WORK TASK:
The lines you return must be all those in the data that hold the string "watermark".

Source records
================
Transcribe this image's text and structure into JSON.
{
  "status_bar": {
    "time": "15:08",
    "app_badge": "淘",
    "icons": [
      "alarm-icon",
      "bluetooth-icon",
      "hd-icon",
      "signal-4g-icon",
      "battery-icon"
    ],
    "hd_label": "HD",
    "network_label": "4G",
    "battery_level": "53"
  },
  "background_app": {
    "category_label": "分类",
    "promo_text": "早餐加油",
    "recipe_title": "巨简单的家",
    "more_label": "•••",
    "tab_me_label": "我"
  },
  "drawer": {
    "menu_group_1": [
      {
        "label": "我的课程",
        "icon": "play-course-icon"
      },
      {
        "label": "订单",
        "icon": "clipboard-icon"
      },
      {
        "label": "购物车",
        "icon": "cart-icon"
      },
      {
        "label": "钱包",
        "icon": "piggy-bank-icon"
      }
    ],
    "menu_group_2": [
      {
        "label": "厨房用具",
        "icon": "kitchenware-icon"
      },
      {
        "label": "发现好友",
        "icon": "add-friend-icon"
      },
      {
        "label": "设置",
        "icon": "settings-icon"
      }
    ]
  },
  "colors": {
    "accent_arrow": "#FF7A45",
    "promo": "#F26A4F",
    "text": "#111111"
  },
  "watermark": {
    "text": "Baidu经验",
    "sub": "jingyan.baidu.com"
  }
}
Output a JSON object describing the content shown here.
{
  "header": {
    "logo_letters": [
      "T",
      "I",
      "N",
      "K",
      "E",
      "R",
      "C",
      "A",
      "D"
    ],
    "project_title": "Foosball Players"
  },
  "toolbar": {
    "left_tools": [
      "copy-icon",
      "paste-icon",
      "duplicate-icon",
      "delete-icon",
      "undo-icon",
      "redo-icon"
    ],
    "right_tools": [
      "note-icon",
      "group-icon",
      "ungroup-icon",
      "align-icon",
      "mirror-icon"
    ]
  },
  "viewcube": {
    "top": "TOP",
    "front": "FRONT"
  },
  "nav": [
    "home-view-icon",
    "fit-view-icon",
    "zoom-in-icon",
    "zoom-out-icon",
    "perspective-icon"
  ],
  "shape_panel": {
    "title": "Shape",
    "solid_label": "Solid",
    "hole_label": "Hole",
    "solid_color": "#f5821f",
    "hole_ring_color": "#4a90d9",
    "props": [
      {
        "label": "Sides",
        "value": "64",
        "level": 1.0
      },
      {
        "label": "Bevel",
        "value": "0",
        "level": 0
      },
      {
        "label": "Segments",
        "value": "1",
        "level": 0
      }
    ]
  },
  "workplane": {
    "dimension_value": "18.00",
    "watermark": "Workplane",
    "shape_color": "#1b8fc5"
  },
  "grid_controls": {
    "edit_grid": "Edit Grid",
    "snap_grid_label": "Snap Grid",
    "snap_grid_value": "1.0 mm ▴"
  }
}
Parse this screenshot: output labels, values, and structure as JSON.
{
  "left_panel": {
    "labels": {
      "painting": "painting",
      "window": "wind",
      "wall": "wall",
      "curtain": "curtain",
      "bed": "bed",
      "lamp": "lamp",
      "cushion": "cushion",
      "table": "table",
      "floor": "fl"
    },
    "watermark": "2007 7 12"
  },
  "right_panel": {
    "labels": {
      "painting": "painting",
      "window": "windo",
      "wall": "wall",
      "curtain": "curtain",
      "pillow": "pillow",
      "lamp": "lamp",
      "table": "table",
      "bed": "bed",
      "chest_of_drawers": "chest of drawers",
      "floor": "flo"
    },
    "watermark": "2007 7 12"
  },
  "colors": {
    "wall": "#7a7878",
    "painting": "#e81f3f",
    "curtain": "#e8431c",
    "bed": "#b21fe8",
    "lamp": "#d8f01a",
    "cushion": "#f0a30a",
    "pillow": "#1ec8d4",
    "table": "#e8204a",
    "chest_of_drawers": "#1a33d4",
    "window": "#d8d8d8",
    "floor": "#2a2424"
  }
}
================
ANSWER FOR THE TASK:
  "watermark": {
    "watermark": "Workplane",
    "watermark": "2007 7 12"
    "watermark": "2007 7 12"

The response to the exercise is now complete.